According to a study conducted by the American Bar Association, one in five lawyers are considered “problem drinkers.” As a percentage, that may seem low. But consider that it’s double the rate of comparable professionals with the same level of education.[3]

According to that same study, 28% of lawyers struggle with some level of depression, while another 19% demonstrate anxiety symptoms. A further 11.5% admitted to suicidal ideation at some point in their careers. These problems are more likely to occur in younger lawyers.

There could be several reasons for the prevalence of alcohol abuse among legal professionals. Long hours, cultural expectations, the high-powered lifestyle, lack of work-life balance, and the increasing pressure for billable hours can all contribute to alcohol use as a coping mechanism.

Co-Occurring Disorders: Mental Health Disorders and Substance Use

Dual diagnosis is a condition in which a patient displays both a substance use disorder and a mental health disorder, such as alcoholism and depression.

For decades, we treated co-occurring disorders separately. Medical professionals encouraged those struggling with dual diagnoses to get clean or sober before seeking help for their mental health conditions. This left one untreated and ignored how these disorders are influenced by one another.

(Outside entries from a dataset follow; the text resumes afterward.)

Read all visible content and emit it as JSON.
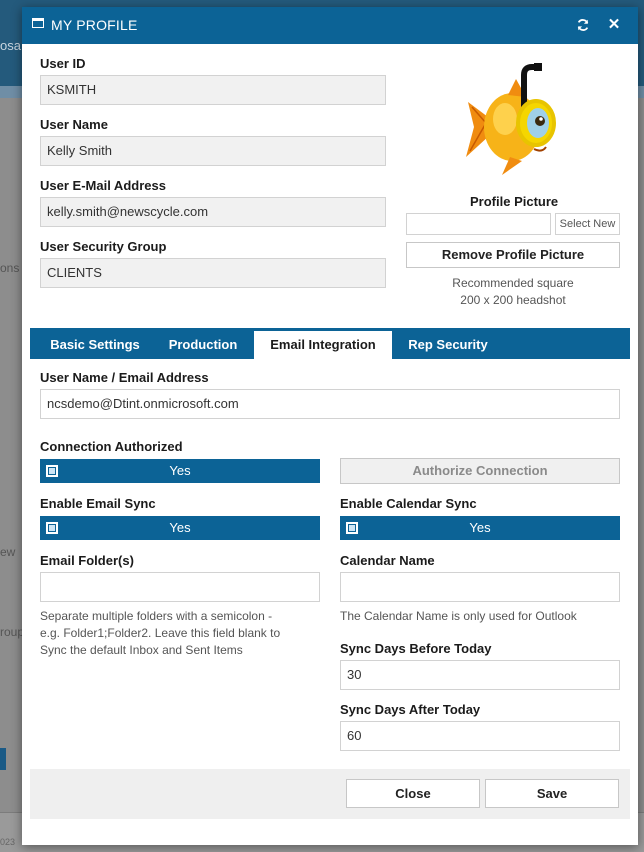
{
  "background": {
    "top_left_text": "osa",
    "left_frag_1": "ons",
    "left_frag_2": "ew",
    "left_frag_3": "roup",
    "bottom_year": "023"
  },
  "dialog": {
    "title": "MY PROFILE",
    "refresh_icon": "refresh-icon",
    "close_icon": "close-icon"
  },
  "profile": {
    "user_id_label": "User ID",
    "user_id_value": "KSMITH",
    "user_name_label": "User Name",
    "user_name_value": "Kelly Smith",
    "email_label": "User E-Mail Address",
    "email_value": "kelly.smith@newscycle.com",
    "security_group_label": "User Security Group",
    "security_group_value": "CLIENTS",
    "picture_label": "Profile Picture",
    "picture_filename": "",
    "select_new_label": "Select New",
    "remove_picture_label": "Remove Profile Picture",
    "recommended_line1": "Recommended square",
    "recommended_line2": "200 x 200 headshot"
  },
  "tabs": [
    {
      "label": "Basic Settings",
      "active": false
    },
    {
      "label": "Production",
      "active": false
    },
    {
      "label": "Email Integration",
      "active": true
    },
    {
      "label": "Rep Security",
      "active": false
    }
  ],
  "email_integration": {
    "username_label": "User Name / Email Address",
    "username_value": "ncsdemo@Dtint.onmicrosoft.com",
    "connection_authorized_label": "Connection Authorized",
    "connection_authorized_value": "Yes",
    "authorize_button_label": "Authorize Connection",
    "enable_email_sync_label": "Enable Email Sync",
    "enable_email_sync_value": "Yes",
    "enable_calendar_sync_label": "Enable Calendar Sync",
    "enable_calendar_sync_value": "Yes",
    "email_folders_label": "Email Folder(s)",
    "email_folders_value": "",
    "email_folders_note_1": "Separate multiple folders with a semicolon -",
    "email_folders_note_2": "e.g. Folder1;Folder2. Leave this field blank to",
    "email_folders_note_3": "Sync the default Inbox and Sent Items",
    "calendar_name_label": "Calendar Name",
    "calendar_name_value": "",
    "calendar_name_note": "The Calendar Name is only used for Outlook",
    "sync_before_label": "Sync Days Before Today",
    "sync_before_value": "30",
    "sync_after_label": "Sync Days After Today",
    "sync_after_value": "60"
  },
  "footer": {
    "close_label": "Close",
    "save_label": "Save"
  },
  "colors": {
    "primary": "#0c6396",
    "field_bg": "#f1f1f1"
  }
}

Dual diagnosis treatment seeks to treat both co-occurring disorders simultaneously to get to the root of the problem. This also identifies ways in which a mental health condition may influence or impact a substance use disorder – and vice versa – and their intrinsic connection.

Dual Diagnosis Rehab at Silver Sands Recovery

Stressful professions often display substance use disorders along with mental health disorders like anxiety or depression. These may be triggered by each other or by the job’s stress, pressure, or trauma. Dual diagnosis treatment is the most effective method of addressing co-occurring disorders and supporting whole-person health. Contact us today to learn more about our dual diagnosis rehab program.

Sources:

[1] https://www.samhsa.gov/data/sites/default/files/report_1959/ShortReport-1959.html
[2] https://www.ncbi.nlm.nih.gov/pmc/articles/PMC2704134/
[3] https://www.americanbar.org/news/abanews/aba-news-archives/2018/02/midyear_2018_panel/

 

About the author: